From VGKC to LGI1 and Caspr2 encephalitis: The evolution of a disease entity over time

Science Direct has published an article by authors van Sonderen, M.W.J. Schreurs , P.W. Wirtz , P.A.E. Sillevis Smitt, and M.J. Titulaer that a wide variety of clinical syndromes has been associated with antibodies to voltage-gated potassium channels (VGKCs). Six years ago, it was discovered that patients do not truly have antibodies to potassium channels, but to associated proteins. This enabled the distinction of three VGKC-positive subgroups: anti-LGI1 patients, anti-Caspr2 patients and VGKC-positive patients lacking both antibodies. Patients with LGI1-antibodies have a limbic encephalitis, often with hyponatremia, and about half of the patients have typical faciobrachial dystonic seizures. Caspr2-antibodies cause a more variable syndrome of peripheral or central nervous system symptoms, almost exclusively affecting older males.
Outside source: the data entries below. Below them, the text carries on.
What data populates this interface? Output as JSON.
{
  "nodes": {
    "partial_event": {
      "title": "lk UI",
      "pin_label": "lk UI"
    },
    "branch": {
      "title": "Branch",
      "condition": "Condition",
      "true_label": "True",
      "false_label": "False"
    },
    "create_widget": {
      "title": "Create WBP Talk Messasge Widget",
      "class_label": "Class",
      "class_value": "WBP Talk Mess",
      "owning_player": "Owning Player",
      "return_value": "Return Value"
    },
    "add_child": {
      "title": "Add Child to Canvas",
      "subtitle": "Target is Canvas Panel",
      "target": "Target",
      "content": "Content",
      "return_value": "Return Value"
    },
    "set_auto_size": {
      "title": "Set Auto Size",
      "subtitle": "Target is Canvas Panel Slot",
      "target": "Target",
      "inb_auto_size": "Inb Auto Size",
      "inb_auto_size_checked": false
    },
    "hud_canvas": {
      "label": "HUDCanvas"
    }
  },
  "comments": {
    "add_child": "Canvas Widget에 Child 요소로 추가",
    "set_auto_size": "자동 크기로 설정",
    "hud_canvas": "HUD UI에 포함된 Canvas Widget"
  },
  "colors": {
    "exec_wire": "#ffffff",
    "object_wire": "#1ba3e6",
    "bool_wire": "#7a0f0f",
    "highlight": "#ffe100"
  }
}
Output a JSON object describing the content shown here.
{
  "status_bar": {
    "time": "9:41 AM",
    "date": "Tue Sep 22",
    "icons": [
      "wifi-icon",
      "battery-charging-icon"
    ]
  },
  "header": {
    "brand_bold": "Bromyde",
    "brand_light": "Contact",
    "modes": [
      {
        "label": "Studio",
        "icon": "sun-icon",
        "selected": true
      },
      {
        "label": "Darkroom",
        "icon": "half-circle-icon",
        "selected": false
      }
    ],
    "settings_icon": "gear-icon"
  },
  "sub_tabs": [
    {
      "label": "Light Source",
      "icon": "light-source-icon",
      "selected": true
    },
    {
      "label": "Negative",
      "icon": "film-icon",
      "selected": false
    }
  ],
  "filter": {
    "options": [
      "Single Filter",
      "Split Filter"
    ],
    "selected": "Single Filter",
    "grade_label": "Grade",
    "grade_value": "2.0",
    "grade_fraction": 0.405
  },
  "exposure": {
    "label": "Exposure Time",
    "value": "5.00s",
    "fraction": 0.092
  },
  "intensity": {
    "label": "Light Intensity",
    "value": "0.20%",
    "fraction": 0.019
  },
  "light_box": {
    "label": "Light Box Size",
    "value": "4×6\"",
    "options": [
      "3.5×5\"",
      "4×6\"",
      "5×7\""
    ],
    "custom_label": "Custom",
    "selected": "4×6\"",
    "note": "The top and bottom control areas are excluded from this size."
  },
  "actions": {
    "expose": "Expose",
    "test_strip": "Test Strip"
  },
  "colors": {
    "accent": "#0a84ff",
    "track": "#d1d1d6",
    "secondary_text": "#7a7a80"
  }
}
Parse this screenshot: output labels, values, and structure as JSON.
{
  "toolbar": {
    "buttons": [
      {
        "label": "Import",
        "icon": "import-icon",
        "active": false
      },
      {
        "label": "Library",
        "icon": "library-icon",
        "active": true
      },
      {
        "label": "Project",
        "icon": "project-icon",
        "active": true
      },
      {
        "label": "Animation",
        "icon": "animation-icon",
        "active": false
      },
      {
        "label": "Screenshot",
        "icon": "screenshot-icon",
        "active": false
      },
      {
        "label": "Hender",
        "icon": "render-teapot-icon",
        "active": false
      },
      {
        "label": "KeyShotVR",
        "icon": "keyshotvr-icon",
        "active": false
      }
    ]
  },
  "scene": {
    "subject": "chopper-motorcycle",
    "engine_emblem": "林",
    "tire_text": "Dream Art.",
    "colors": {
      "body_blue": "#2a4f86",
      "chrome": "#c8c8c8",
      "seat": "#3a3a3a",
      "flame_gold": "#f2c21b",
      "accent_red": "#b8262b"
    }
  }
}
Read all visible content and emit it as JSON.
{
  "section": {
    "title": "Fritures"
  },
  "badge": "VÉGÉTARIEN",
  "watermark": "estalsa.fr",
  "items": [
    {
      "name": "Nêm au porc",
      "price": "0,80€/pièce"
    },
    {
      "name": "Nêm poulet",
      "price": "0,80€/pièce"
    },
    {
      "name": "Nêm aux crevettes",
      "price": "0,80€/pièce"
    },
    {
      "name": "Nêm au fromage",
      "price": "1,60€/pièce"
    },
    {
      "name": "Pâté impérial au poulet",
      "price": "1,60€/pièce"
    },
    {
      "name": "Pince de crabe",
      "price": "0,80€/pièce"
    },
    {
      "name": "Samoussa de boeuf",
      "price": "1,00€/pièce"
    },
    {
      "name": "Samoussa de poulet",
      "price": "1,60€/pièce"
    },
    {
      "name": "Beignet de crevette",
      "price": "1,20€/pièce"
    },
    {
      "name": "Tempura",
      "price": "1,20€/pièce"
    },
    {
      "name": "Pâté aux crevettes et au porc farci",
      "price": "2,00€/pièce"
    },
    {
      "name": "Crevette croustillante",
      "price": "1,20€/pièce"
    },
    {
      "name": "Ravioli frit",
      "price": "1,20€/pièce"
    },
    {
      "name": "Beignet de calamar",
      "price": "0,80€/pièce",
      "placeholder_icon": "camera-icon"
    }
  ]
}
Immunotherapy seems to be beneficial in patients with antibodies to LGI1 or Caspr2, stressing the need for early diagnosis.  Read the full story here.